**What is being asked**.
Find the word "username" in the records and copy every line where it occurs.

**Data supplied**.
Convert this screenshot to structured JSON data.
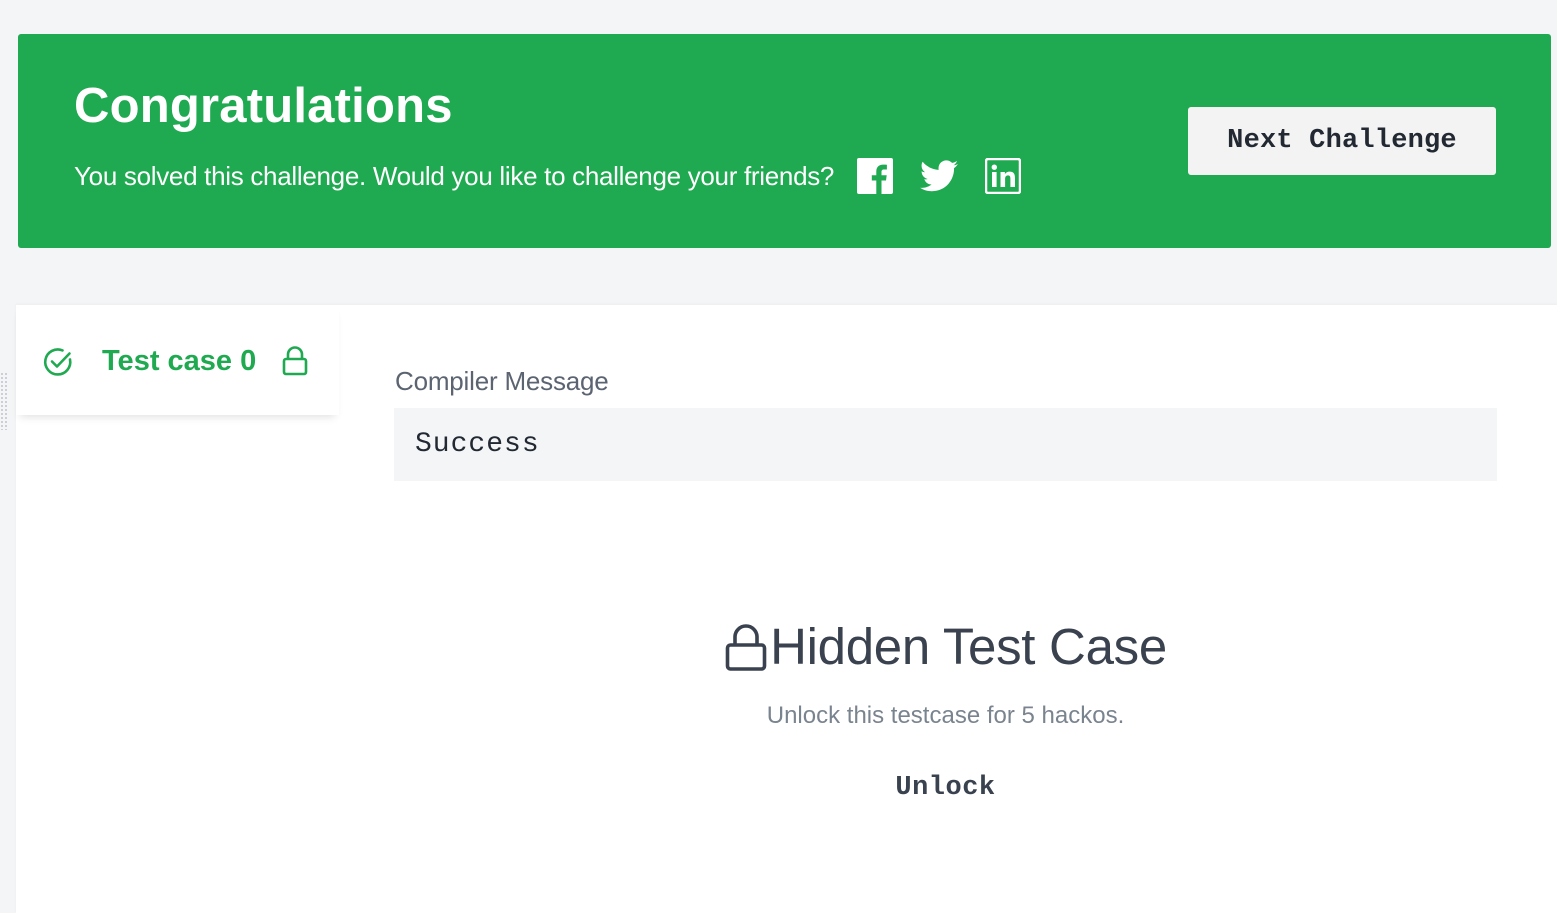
{
  "banner": {
    "title": "Congratulations",
    "subtitle": "You solved this challenge. Would you like to challenge your friends?",
    "social_icons": [
      "facebook-icon",
      "twitter-icon",
      "linkedin-icon"
    ],
    "next_button_label": "Next Challenge",
    "bg_color": "#1fa950"
  },
  "testcases": {
    "tabs": [
      {
        "label": "Test case 0",
        "status": "passed",
        "locked": true
      }
    ]
  },
  "result": {
    "compiler_label": "Compiler Message",
    "compiler_message": "Success"
  },
  "hidden": {
    "title": "Hidden Test Case",
    "subtitle": "Unlock this testcase for 5 hackos.",
    "unlock_label": "Unlock"
  },
  "colors": {
    "accent": "#1fa950",
    "text_dark": "#39424e",
    "text_muted": "#7a848f",
    "panel_bg": "#f3f5f7"
  }
}
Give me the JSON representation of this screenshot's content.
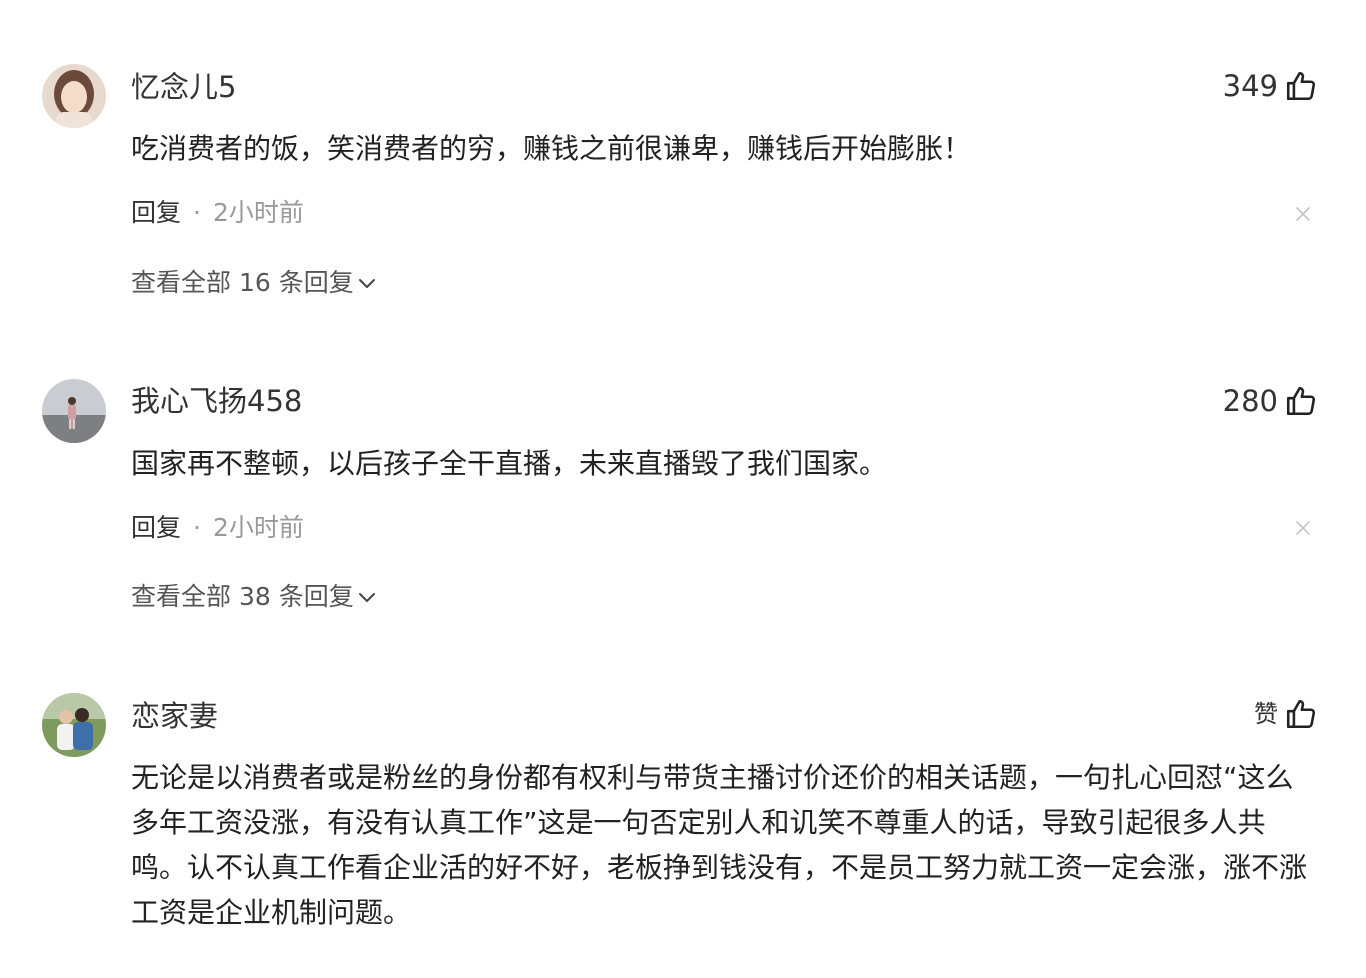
{
  "comments": [
    {
      "username": "忆念儿5",
      "likes": "349",
      "text": "吃消费者的饭，笑消费者的穷，赚钱之前很谦卑，赚钱后开始膨胀！",
      "reply_label": "回复",
      "separator": "·",
      "time": "2小时前",
      "view_replies": "查看全部 16 条回复"
    },
    {
      "username": "我心飞扬458",
      "likes": "280",
      "text": "国家再不整顿，以后孩子全干直播，未来直播毁了我们国家。",
      "reply_label": "回复",
      "separator": "·",
      "time": "2小时前",
      "view_replies": "查看全部 38 条回复"
    },
    {
      "username": "恋家妻",
      "likes": "赞",
      "text": "无论是以消费者或是粉丝的身份都有权利与带货主播讨价还价的相关话题，一句扎心回怼“这么多年工资没涨，有没有认真工作”这是一句否定别人和讥笑不尊重人的话，导致引起很多人共鸣。认不认真工作看企业活的好不好，老板挣到钱没有，不是员工努力就工资一定会涨，涨不涨工资是企业机制问题。"
    }
  ],
  "icons": {
    "like": "thumbs-up-icon",
    "close": "close-icon",
    "expand": "chevron-down-icon"
  },
  "colors": {
    "primary_text": "#222222",
    "secondary_text": "#999999",
    "background": "#ffffff"
  }
}
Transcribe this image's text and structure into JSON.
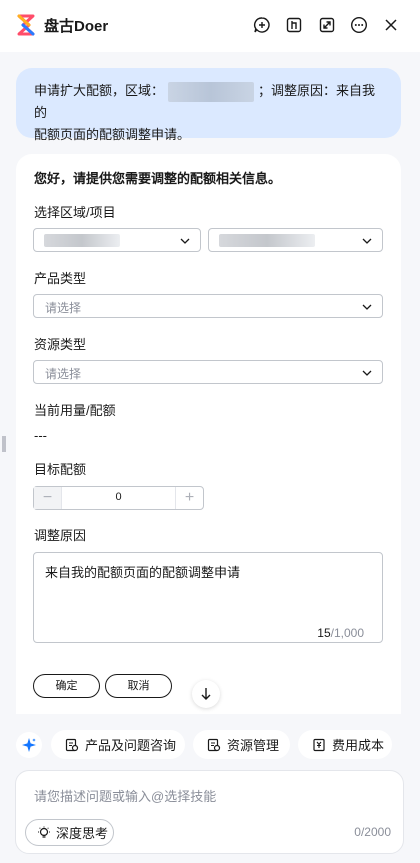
{
  "header": {
    "title": "盘古Doer",
    "icons": [
      "new-chat-icon",
      "pin-icon",
      "expand-icon",
      "more-icon",
      "close-icon"
    ]
  },
  "user_message": {
    "prefix": "申请扩大配额，区域：",
    "suffix_line1": "；调整原因：来自我的",
    "line2": "配额页面的配额调整申请。"
  },
  "form": {
    "greeting": "您好，请提供您需要调整的配额相关信息。",
    "region_label": "选择区域/项目",
    "product_label": "产品类型",
    "product_placeholder": "请选择",
    "resource_label": "资源类型",
    "resource_placeholder": "请选择",
    "usage_label": "当前用量/配额",
    "usage_value": "---",
    "target_label": "目标配额",
    "target_value": "0",
    "stepper_minus": "−",
    "stepper_plus": "+",
    "reason_label": "调整原因",
    "reason_value": "来自我的配额页面的配额调整申请",
    "reason_count_current": "15",
    "reason_count_max": "/1,000",
    "confirm_label": "确定",
    "cancel_label": "取消"
  },
  "quick_actions": [
    {
      "label": "产品及问题咨询",
      "icon": "product-consult-icon"
    },
    {
      "label": "资源管理",
      "icon": "resource-manage-icon"
    },
    {
      "label": "费用成本",
      "icon": "cost-icon"
    }
  ],
  "input": {
    "placeholder": "请您描述问题或输入@选择技能",
    "think_label": "深度思考",
    "char_count": "0/2000"
  },
  "colors": {
    "accent": "#1476ff",
    "bubble": "#dbe9ff",
    "background": "#f6f7fa"
  }
}
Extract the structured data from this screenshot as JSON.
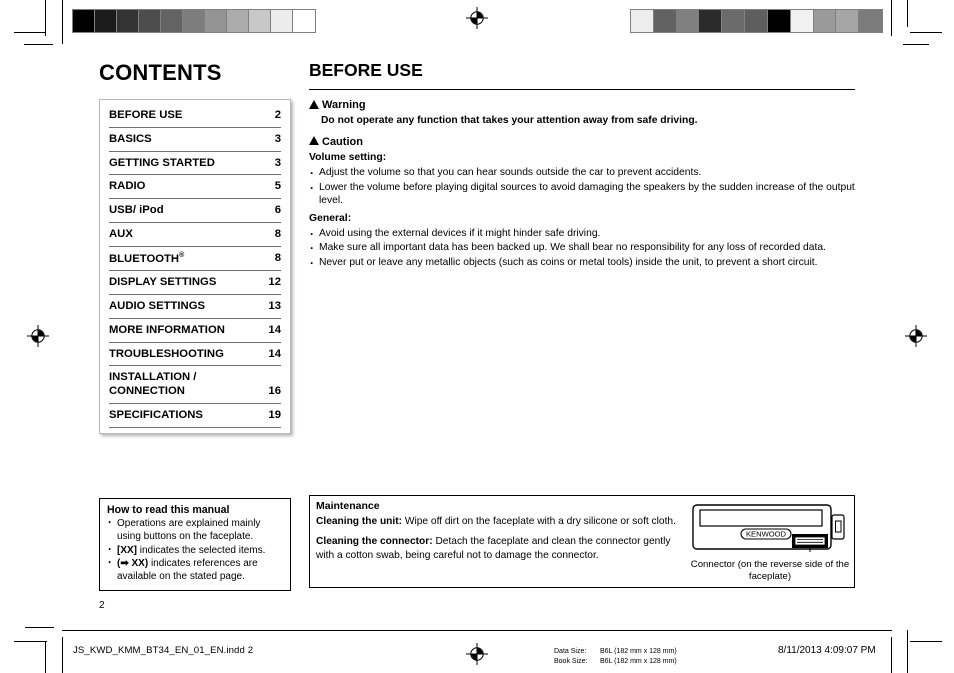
{
  "page": {
    "folio": "2",
    "contents_heading": "CONTENTS",
    "section_heading": "BEFORE USE"
  },
  "toc": {
    "rows": [
      {
        "label": "BEFORE USE",
        "sup": "",
        "page": "2"
      },
      {
        "label": "BASICS",
        "sup": "",
        "page": "3"
      },
      {
        "label": "GETTING STARTED",
        "sup": "",
        "page": "3"
      },
      {
        "label": "RADIO",
        "sup": "",
        "page": "5"
      },
      {
        "label": "USB/ iPod",
        "sup": "",
        "page": "6"
      },
      {
        "label": "AUX",
        "sup": "",
        "page": "8"
      },
      {
        "label": "BLUETOOTH",
        "sup": "®",
        "page": "8"
      },
      {
        "label": "DISPLAY SETTINGS",
        "sup": "",
        "page": "12"
      },
      {
        "label": "AUDIO SETTINGS",
        "sup": "",
        "page": "13"
      },
      {
        "label": "MORE INFORMATION",
        "sup": "",
        "page": "14"
      },
      {
        "label": "TROUBLESHOOTING",
        "sup": "",
        "page": "14"
      },
      {
        "label": "INSTALLATION / CONNECTION",
        "sup": "",
        "page": "16"
      },
      {
        "label": "SPECIFICATIONS",
        "sup": "",
        "page": "19"
      }
    ]
  },
  "before_use": {
    "warning_title": "Warning",
    "warning_text": "Do not operate any function that takes your attention away from safe driving.",
    "caution_title": "Caution",
    "volume_label": "Volume setting:",
    "volume_items": [
      "Adjust the volume so that you can hear sounds outside the car to prevent accidents.",
      "Lower the volume before playing digital sources to avoid damaging the speakers by the sudden increase of the output level."
    ],
    "general_label": "General:",
    "general_items": [
      "Avoid using the external devices if it might hinder safe driving.",
      "Make sure all important data has been backed up. We shall bear no responsibility for any loss of recorded data.",
      "Never put or leave any metallic objects (such as coins or metal tools) inside the unit, to prevent a short circuit."
    ]
  },
  "how_to_read": {
    "title": "How to read this manual",
    "items": [
      "Operations are explained mainly using buttons on the faceplate.",
      "[XX] indicates the selected items.",
      "(➡ XX) indicates references are available on the stated page."
    ]
  },
  "maintenance": {
    "title": "Maintenance",
    "para1_label": "Cleaning the unit:",
    "para1_text": " Wipe off dirt on the faceplate with a dry silicone or soft cloth.",
    "para2_label": "Cleaning the connector:",
    "para2_text": " Detach the faceplate and clean the connector gently with a cotton swab, being careful not to damage the connector.",
    "faceplate_brand": "KENWOOD",
    "caption": "Connector (on the reverse side of the faceplate)"
  },
  "footer": {
    "file_name": "JS_KWD_KMM_BT34_EN_01_EN.indd   2",
    "data_size_label": "Data Size:",
    "data_size_value": "B6L (182 mm x 128 mm)",
    "book_size_label": "Book Size:",
    "book_size_value": "B6L (182 mm x 128 mm)",
    "date": "8/11/2013   4:09:07 PM"
  },
  "print_marks": {
    "wedge_left": [
      "#000000",
      "#1b1b1b",
      "#333333",
      "#4d4d4d",
      "#636363",
      "#7d7d7d",
      "#949494",
      "#ababab",
      "#c8c8c8",
      "#ececec",
      "#ffffff"
    ],
    "wedge_right": [
      "#ededed",
      "#626262",
      "#808080",
      "#2b2b2b",
      "#6b6b6b",
      "#5e5e5e",
      "#000000",
      "#f2f2f2",
      "#9a9a9a",
      "#a5a5a5",
      "#7b7b7b"
    ]
  }
}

**Task result**.
      "username": "忆念儿5",
      "username": "我心飞扬458",
      "username": "恋家妻",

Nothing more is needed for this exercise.